In a recent post I stated that any company should (a) understand their spend on innovation, and (b) devote a portion of their innovation spending on emerging technology. The picture below describes devoting "C%" of innovation spend on emerging tech:
This theory of course means that each company has to decide which emerging technologies to invest in. How does a company prime the pump to survey and select the proper emerging areas?
Emerging tech conferences are one way to accomplish that goal. Last month I viewed the landscape of emerging technology by attending the DEMO Fall 2014 conference in San Jose. DEMO describes itself as "New Tech Solving Big Problems", and their web page had a brief blurb describing their approach:
For over 24 years DEMO has built an unmatched track record of selecting, coaching, promoting and making successful some of the most game-changing products the world has ever seen.
In preparation for the conference I read a good blog post indicating what type of tech would be featured. When I arrived at the conference, I found the agenda contained a good summary of product launches for the following "emerging themes":
- Wearables and Hardware
- Smart Data
- Bitcoin & Personal Finance
- The Work Cloud
- Internet of Things
One of the trends I picked up on at the conference was the overlap between "wearables" and "Internet of Things". In recent months I've talked about how to build data centers for mobile architectures. In these architectures I was viewing the mobile device or tablet as a client of a data center.
What I noticed at the DEMO conference was that the mobile device or tablet is becoming a form of "server", while the sensors connecting to that device are the clients.
For example, the company LikeAGlove demonstrated their smart garments, sensor-filled clothing that transmit data from client sensors to tablet-based servers:
Similarly, Measurance, Inc. has a sensor-based approach to record customer traffic patterns at retail stores as a way of measuring the effectivess of physical layouts:

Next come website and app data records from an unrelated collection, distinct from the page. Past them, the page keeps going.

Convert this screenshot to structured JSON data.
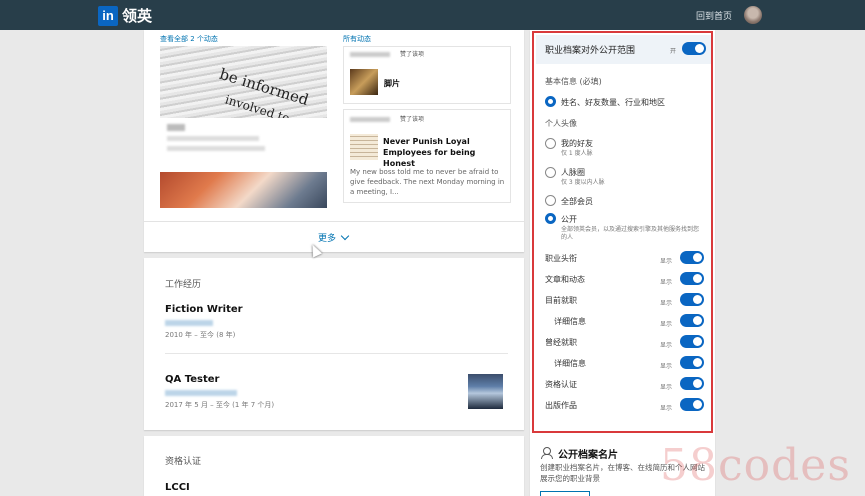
{
  "app": {
    "logo_text": "in",
    "brand": "领英",
    "home_link": "回到首页"
  },
  "activity": {
    "see_all_left": "查看全部 2 个动态",
    "see_all_right": "所有动态",
    "newspaper_words": [
      "be informed",
      "involved to"
    ],
    "feed": [
      {
        "action": "赞了该项",
        "title": "脚片"
      },
      {
        "action": "赞了该项",
        "title": "Never Punish Loyal Employees for being Honest",
        "body": "My new boss told me to never be afraid to give feedback. The next Monday morning in a meeting, I..."
      }
    ],
    "more_label": "更多"
  },
  "experience": {
    "heading": "工作经历",
    "jobs": [
      {
        "title": "Fiction Writer",
        "dates": "2010 年 – 至今 (8 年)"
      },
      {
        "title": "QA Tester",
        "dates": "2017 年 5 月 – 至今 (1 年 7 个月)"
      }
    ]
  },
  "certifications": {
    "heading": "资格认证",
    "items": [
      "LCCI"
    ]
  },
  "visibility_panel": {
    "title": "职业档案对外公开范围",
    "state_label": "开",
    "basic_info_label": "基本信息 (必填)",
    "basic_info_value": "姓名、好友数量、行业和地区",
    "photo_label": "个人头像",
    "photo_options": [
      {
        "label": "我的好友",
        "sub": "仅 1 度人脉",
        "selected": false
      },
      {
        "label": "人脉圈",
        "sub": "仅 3 度以内人脉",
        "selected": false
      },
      {
        "label": "全部会员",
        "sub": "",
        "selected": false
      },
      {
        "label": "公开",
        "sub": "全部领英会员，以及通过搜索引擎及其他服务找到您的人",
        "selected": true
      }
    ],
    "sections": [
      {
        "label": "职业头衔",
        "state": "显示",
        "on": true
      },
      {
        "label": "文章和动态",
        "state": "显示",
        "on": true
      },
      {
        "label": "目前就职",
        "state": "显示",
        "on": true
      },
      {
        "label": "详细信息",
        "state": "显示",
        "on": true,
        "indent": true
      },
      {
        "label": "曾经就职",
        "state": "显示",
        "on": true
      },
      {
        "label": "详细信息",
        "state": "显示",
        "on": true,
        "indent": true
      },
      {
        "label": "资格认证",
        "state": "显示",
        "on": true
      },
      {
        "label": "出版作品",
        "state": "显示",
        "on": true
      }
    ],
    "accent": "#0a66c2",
    "highlight_border": "#d9393b"
  },
  "name_card": {
    "title": "公开档案名片",
    "desc": "创建职业档案名片，在博客、在线简历和个人网站展示您的职业背景"
  },
  "watermark": "58codes"
}
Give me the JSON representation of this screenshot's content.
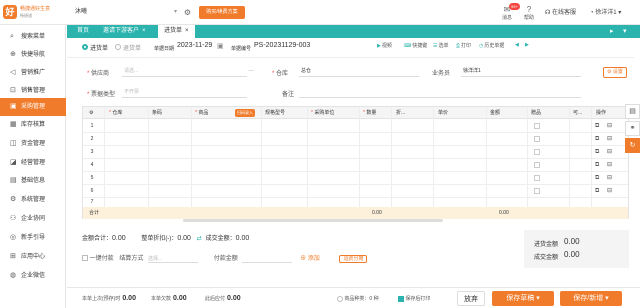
{
  "app": {
    "logo_text": "畅捷通好生意",
    "logo_sub": "畅捷通",
    "tenant": "沐曦",
    "plan_button": "购买/续费方案",
    "messages_label": "消息",
    "messages_badge": "99+",
    "help_label": "帮助",
    "service_label": "在线客服",
    "user_label": "徐洋洋1"
  },
  "sidebar": {
    "items": [
      {
        "label": "搜索菜单",
        "icon": "search-icon"
      },
      {
        "label": "快捷导航",
        "icon": "compass-icon"
      },
      {
        "label": "营销推广",
        "icon": "megaphone-icon"
      },
      {
        "label": "销售管理",
        "icon": "cart-icon"
      },
      {
        "label": "采购管理",
        "icon": "purchase-icon",
        "active": true
      },
      {
        "label": "库存核算",
        "icon": "warehouse-icon"
      },
      {
        "label": "资金管理",
        "icon": "wallet-icon"
      },
      {
        "label": "经营管理",
        "icon": "chart-icon"
      },
      {
        "label": "基础信息",
        "icon": "info-icon"
      },
      {
        "label": "系统管理",
        "icon": "gear-icon"
      },
      {
        "label": "企业协同",
        "icon": "team-icon"
      },
      {
        "label": "新手引导",
        "icon": "guide-icon"
      },
      {
        "label": "应用中心",
        "icon": "apps-icon"
      },
      {
        "label": "企业微信",
        "icon": "wechat-icon"
      }
    ]
  },
  "tabs": [
    {
      "label": "首页",
      "closable": false
    },
    {
      "label": "邀请下游客户",
      "closable": true
    },
    {
      "label": "进货单",
      "closable": true,
      "active": true
    }
  ],
  "toolbar": {
    "mode_purchase": "进货单",
    "mode_return": "退货单",
    "date_label": "单据日期",
    "date_value": "2023-11-29",
    "number_label": "单据编号",
    "number_value": "PS-20231129-003",
    "buttons": [
      "视频",
      "快捷键",
      "选单",
      "打印",
      "历史单据"
    ]
  },
  "form": {
    "supplier_label": "供应商",
    "supplier_placeholder": "请选...",
    "warehouse_label": "仓库",
    "warehouse_value": "总仓",
    "clerk_label": "业务员",
    "clerk_value": "徐洋洋1",
    "settings_button": "设置",
    "billtype_label": "票据类型",
    "billtype_placeholder": "不开票",
    "remark_label": "备注"
  },
  "grid": {
    "columns": [
      "仓库",
      "条码",
      "商品",
      "规格型号",
      "采购单位",
      "数量",
      "折...",
      "单价",
      "金额",
      "赠品",
      "可...",
      "操作"
    ],
    "pill": "扫码录入",
    "rows": [
      "1",
      "2",
      "3",
      "4",
      "5",
      "6",
      "7"
    ],
    "total_label": "合计",
    "total_qty": "0.00",
    "total_amount": "0.00"
  },
  "summary": {
    "amount_total_label": "金额合计：",
    "amount_total_value": "0.00",
    "discount_label": "整单折扣(-)：",
    "discount_value": "0.00",
    "deal_label": "成交金额：",
    "deal_value": "0.00",
    "purchase_amount_label": "进货金额",
    "purchase_amount_value": "0.00",
    "deal_amount_label": "成交金额",
    "deal_amount_value": "0.00"
  },
  "payment": {
    "onekey_label": "一键付款",
    "account_label": "结算方式",
    "account_placeholder": "选择...",
    "paid_label": "付款金额",
    "add_label": "添加",
    "freight_button": "运费分摊"
  },
  "footer": {
    "unpaid_label": "本单上次(预存)时",
    "unpaid_value": "0.00",
    "debt_label": "本单欠款",
    "debt_value": "0.00",
    "shipped_label": "此后应付",
    "shipped_value": "0.00",
    "product_label": "商品种类：",
    "product_value": "0",
    "product_unit": "种",
    "print_label": "保存后打印",
    "abandon_button": "放弃",
    "save_button": "保存草稿",
    "save_new_button": "保存/新增"
  },
  "colors": {
    "accent": "#f07b2a",
    "tab_bar": "#2bb3ad"
  }
}
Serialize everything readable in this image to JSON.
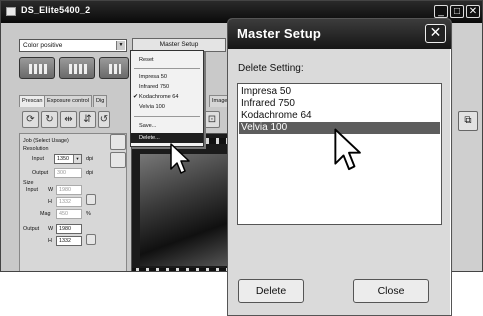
{
  "main_window": {
    "title": "DS_Elite5400_2",
    "profile_select_value": "Color positive",
    "master_setup_button": "Master Setup",
    "tabs": [
      "Prescan",
      "Exposure control",
      "Dig",
      "Image corr"
    ],
    "job_label": "Job (Select Usage)",
    "resolution_label": "Resolution",
    "input_label": "Input",
    "input_value": "1350",
    "dpi_unit": "dpi",
    "output_label": "Output",
    "output_value": "300",
    "size_label": "Size",
    "size_input_label": "Input",
    "w_label": "W",
    "h_label": "H",
    "mag_label": "Mag",
    "percent_unit": "%",
    "size_input_w": "1980",
    "size_input_h": "1332",
    "mag_value": "450",
    "output_w_label": "Output",
    "output_w_value": "1980",
    "output_h_value": "1332"
  },
  "popup_menu": {
    "reset": "Reset",
    "items": [
      {
        "label": "Impresa 50",
        "checked": false
      },
      {
        "label": "Infrared 750",
        "checked": false
      },
      {
        "label": "Kodachrome 64",
        "checked": true
      },
      {
        "label": "Velvia 100",
        "checked": false
      }
    ],
    "check_glyph": "✔",
    "save": "Save...",
    "delete": "Delete...",
    "highlighted": "Delete..."
  },
  "dialog": {
    "title": "Master Setup",
    "close_glyph": "✕",
    "delete_setting_label": "Delete Setting:",
    "settings": [
      "Impresa 50",
      "Infrared 750",
      "Kodachrome 64",
      "Velvia 100"
    ],
    "selected": "Velvia 100",
    "delete_button": "Delete",
    "close_button": "Close"
  },
  "icons": {
    "minimize": "_",
    "maximize": "□",
    "close": "✕"
  },
  "colors": {
    "titlebar": "#161616",
    "selection": "#5d5d5d",
    "menu_highlight": "#1f1f1f"
  }
}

Watching the product demos and subsequent grilling of the inventors by an expert panel really helped drive home the potential value of the technologies, and allowed me to start considering new forms of infrastructure and intelligent software that can be relevant in these areas.
I hope to dive into some of these ideas in future posts.